A lot has been made of the congressional Democrats opposed to the president's push for "fast-track" authority on his Trans-Pacific Partnership.
They're informally led by Massachusetts Sen. Elizabeth Warren, who's raised a number of concerns, from granting the president too much power to the impact on American workers.
Warren asked: "Who will benefit from the TPP? American workers, consumers, small business, tax-payers, or the biggest multinational corporations in the world?" (Video via Office of Sen. Elizabeth Warren)
The Hill made its own list and counted 15, but it's hard to tell exactly how many he would need to get fast-track authority through the House because Republicans are split on it, too.
And the House is where it counts now because Senate Democrats, Warren aside, agreed on a deal to move it through that chamber last month. (Video via C-SPAN)

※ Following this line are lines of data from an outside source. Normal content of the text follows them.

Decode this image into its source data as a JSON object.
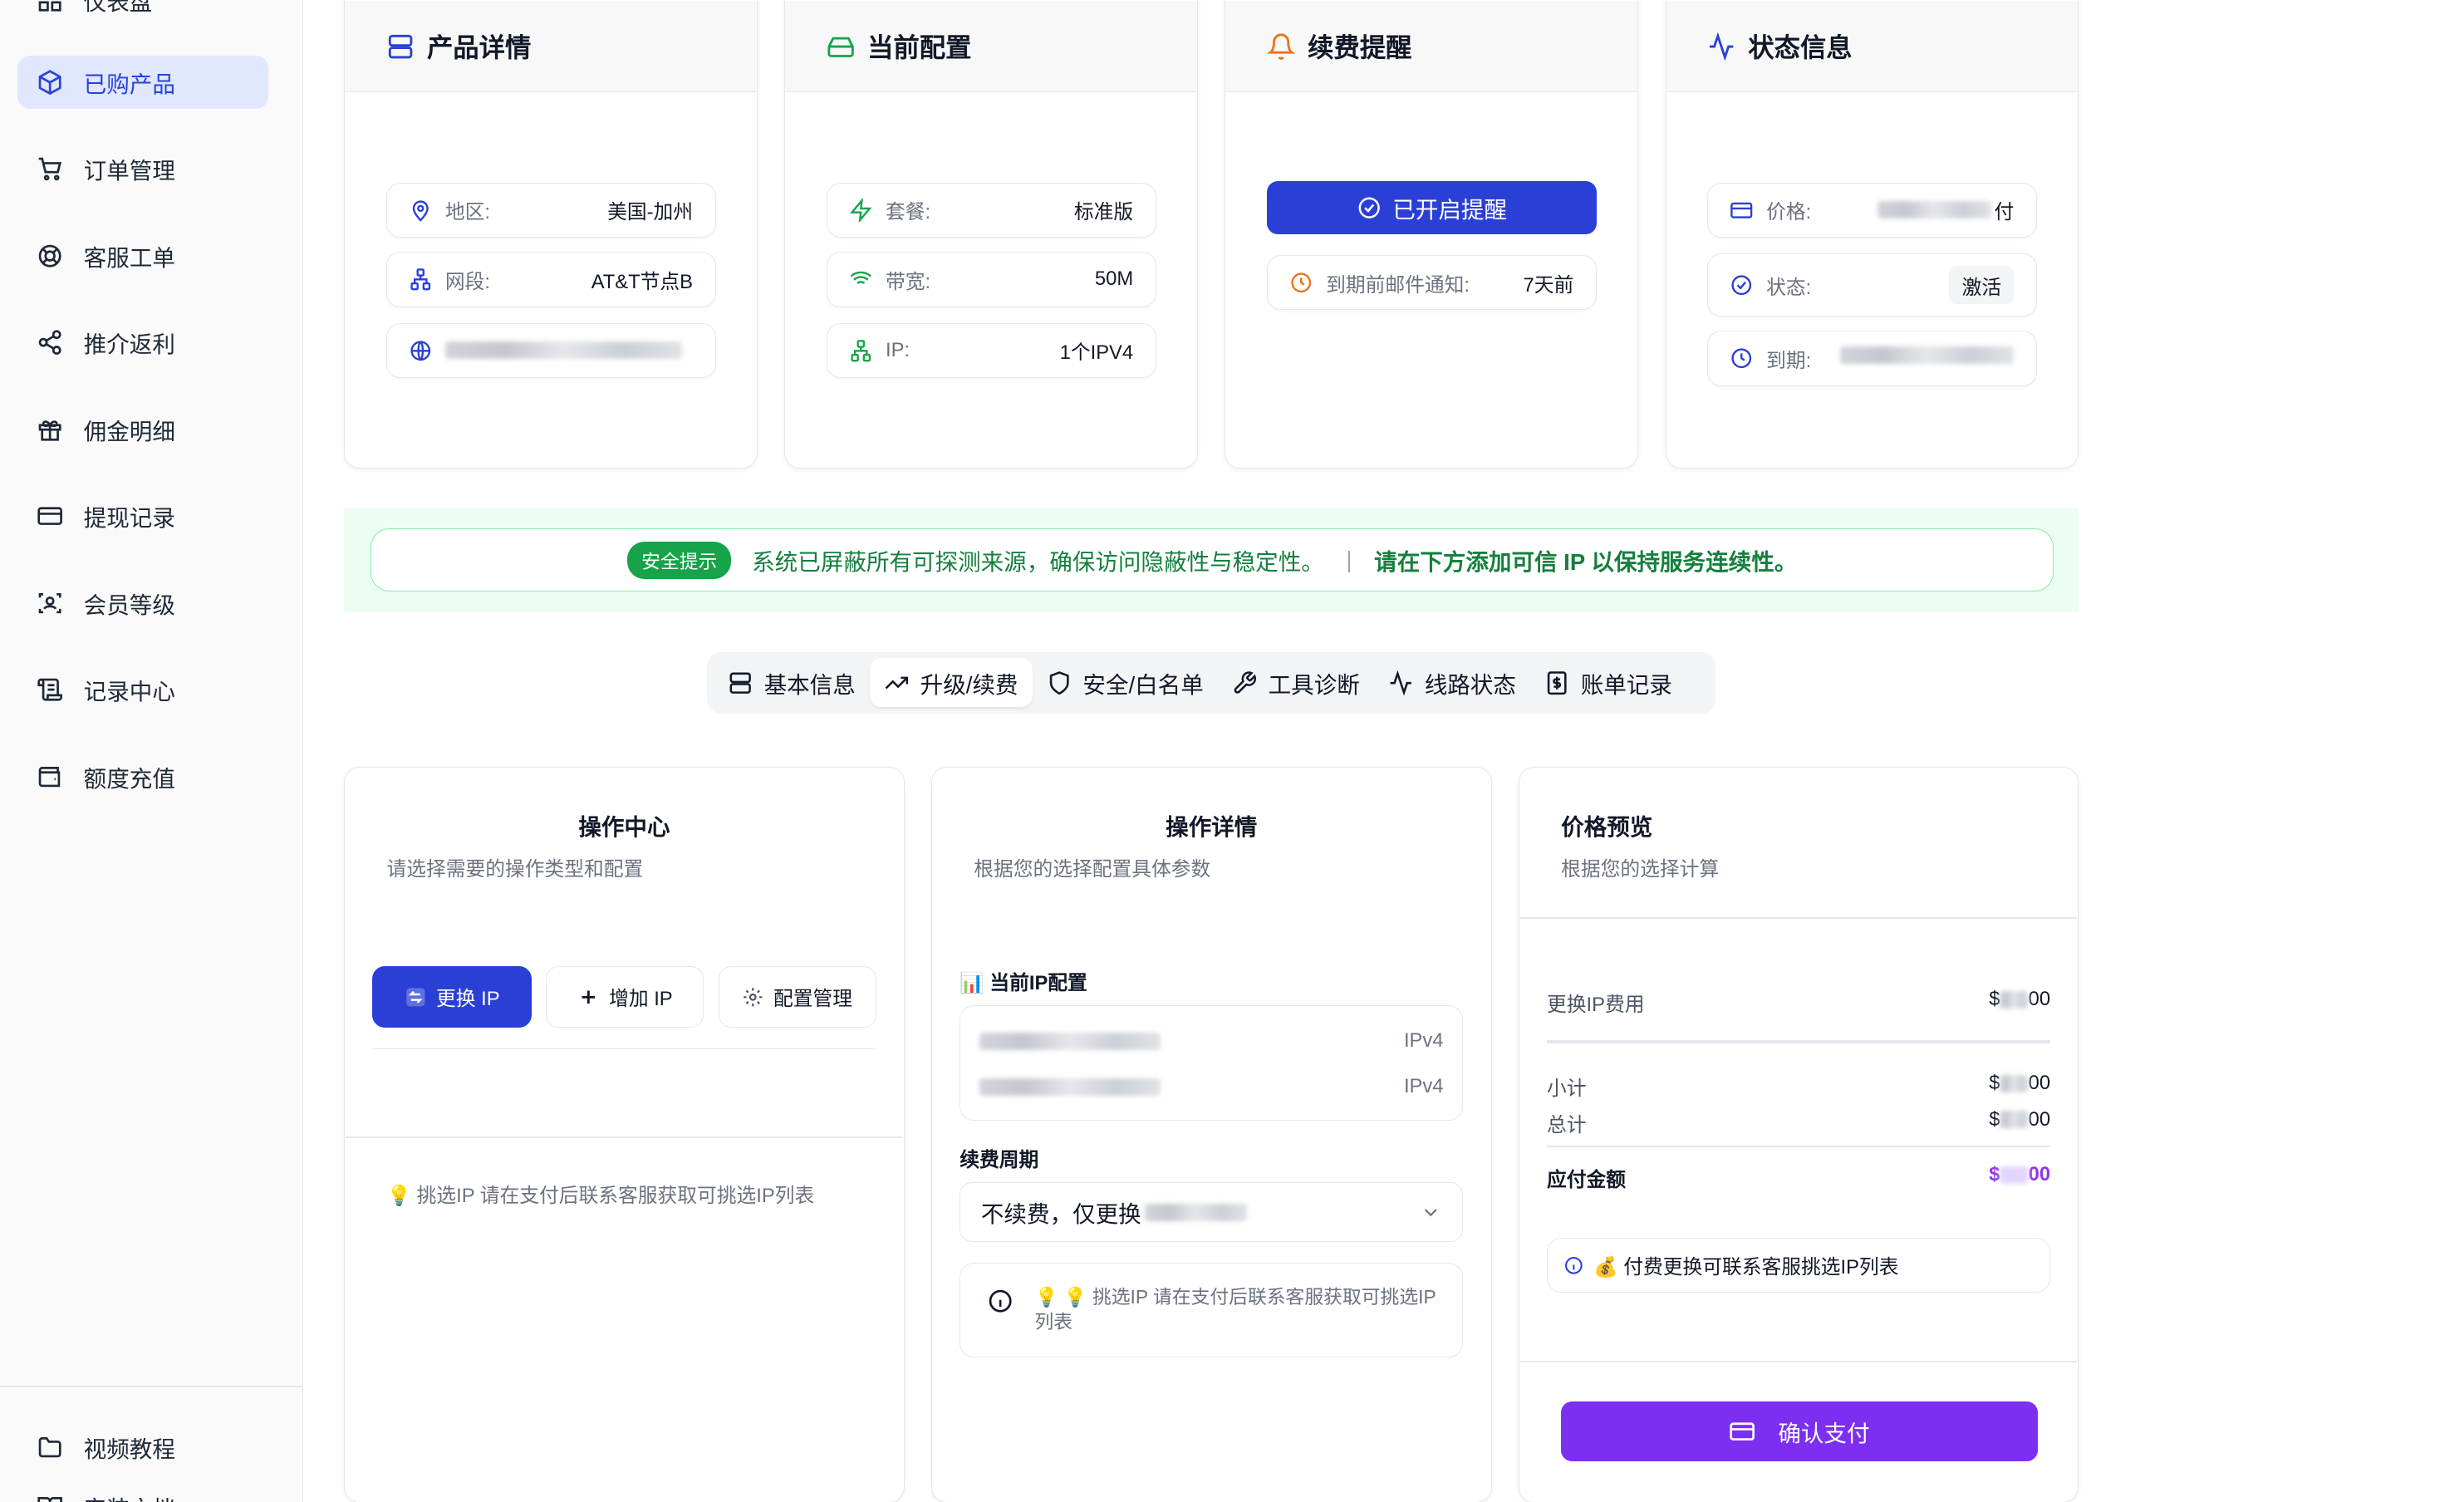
{
  "sidebar": {
    "items": [
      {
        "label": "仪表盘",
        "icon": "dashboard-icon"
      },
      {
        "label": "已购产品",
        "icon": "box-icon",
        "active": true
      },
      {
        "label": "订单管理",
        "icon": "cart-icon"
      },
      {
        "label": "客服工单",
        "icon": "lifebuoy-icon"
      },
      {
        "label": "推介返利",
        "icon": "share-icon"
      },
      {
        "label": "佣金明细",
        "icon": "gift-icon"
      },
      {
        "label": "提现记录",
        "icon": "card-icon"
      },
      {
        "label": "会员等级",
        "icon": "member-icon"
      },
      {
        "label": "记录中心",
        "icon": "scroll-icon"
      },
      {
        "label": "额度充值",
        "icon": "wallet-icon"
      }
    ],
    "footer": [
      {
        "label": "视频教程",
        "icon": "folder-icon"
      },
      {
        "label": "安装文档",
        "icon": "book-icon"
      }
    ]
  },
  "product_card": {
    "title": "产品详情",
    "region_label": "地区:",
    "region_value": "美国-加州",
    "segment_label": "网段:",
    "segment_value": "AT&T节点B"
  },
  "config_card": {
    "title": "当前配置",
    "plan_label": "套餐:",
    "plan_value": "标准版",
    "bandwidth_label": "带宽:",
    "bandwidth_value": "50M",
    "ip_label": "IP:",
    "ip_value": "1个IPV4"
  },
  "renew_card": {
    "title": "续费提醒",
    "button_label": "已开启提醒",
    "notice_label": "到期前邮件通知:",
    "notice_value": "7天前"
  },
  "status_card": {
    "title": "状态信息",
    "price_label": "价格:",
    "price_suffix": "付",
    "status_label": "状态:",
    "status_value": "激活",
    "expire_label": "到期:"
  },
  "banner": {
    "tag": "安全提示",
    "text": "系统已屏蔽所有可探测来源，确保访问隐蔽性与稳定性。",
    "separator": "|",
    "cta": "请在下方添加可信 IP 以保持服务连续性。"
  },
  "tabs": [
    {
      "label": "基本信息",
      "icon": "server-icon"
    },
    {
      "label": "升级/续费",
      "icon": "trending-up-icon",
      "active": true
    },
    {
      "label": "安全/白名单",
      "icon": "shield-icon"
    },
    {
      "label": "工具诊断",
      "icon": "wrench-icon"
    },
    {
      "label": "线路状态",
      "icon": "activity-icon"
    },
    {
      "label": "账单记录",
      "icon": "receipt-icon"
    }
  ],
  "operation_center": {
    "title": "操作中心",
    "subtitle": "请选择需要的操作类型和配置",
    "buttons": [
      "更换 IP",
      "增加 IP",
      "配置管理"
    ],
    "tip": "💡 挑选IP 请在支付后联系客服获取可挑选IP列表"
  },
  "operation_detail": {
    "title": "操作详情",
    "subtitle": "根据您的选择配置具体参数",
    "current_ip_label": "📊 当前IP配置",
    "ip_rows": [
      {
        "type": "IPv4"
      },
      {
        "type": "IPv4"
      }
    ],
    "period_label": "续费周期",
    "period_value": "不续费，仅更换",
    "info_text": "💡 💡 挑选IP 请在支付后联系客服获取可挑选IP列表"
  },
  "price_preview": {
    "title": "价格预览",
    "subtitle": "根据您的选择计算",
    "change_fee_label": "更换IP费用",
    "subtotal_label": "小计",
    "total_label": "总计",
    "payable_label": "应付金额",
    "amount_prefix": "$",
    "amount_suffix": "00",
    "note": "💰 付费更换可联系客服挑选IP列表",
    "confirm_label": "确认支付"
  },
  "colors": {
    "primary": "#2a3fd6",
    "purple": "#7c2ff0",
    "green": "#16a34a",
    "sidebar_active_bg": "#e0e7ff"
  }
}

Arguably the most important Democrat in the House, Nancy Pelosi, has criticized the bill in the past, though a writer for Politico argues she's part of a complicated political game. (Video via Democratic Caucus of the U.S. House of Representatives)
"The White House hopes Pelosi's going to put her thumb on the backs of however many necks she needs, forcing yes votes among the more reluctant but safe members, letting the more endangered members off the hook," said a writer for Politico.
The House Democrats who've vocally supported the president's plan are relative unknowns — like Rep. Eddie Bernice Johnson of Texas, who's argued, "A free-trade agreement would only help our economy."
But even they have expressed concerns, especially about transparency in the process, with many arguing fast-track authority would inherently deny public access to the deal. (Video via Brookings Institution)
This video includes images from AFGE / CC BY 2.0.
Correction: An earlier version of this video misidentified House Minority Leader Nancy Pelosi as the Minority Whip. The video has been updated.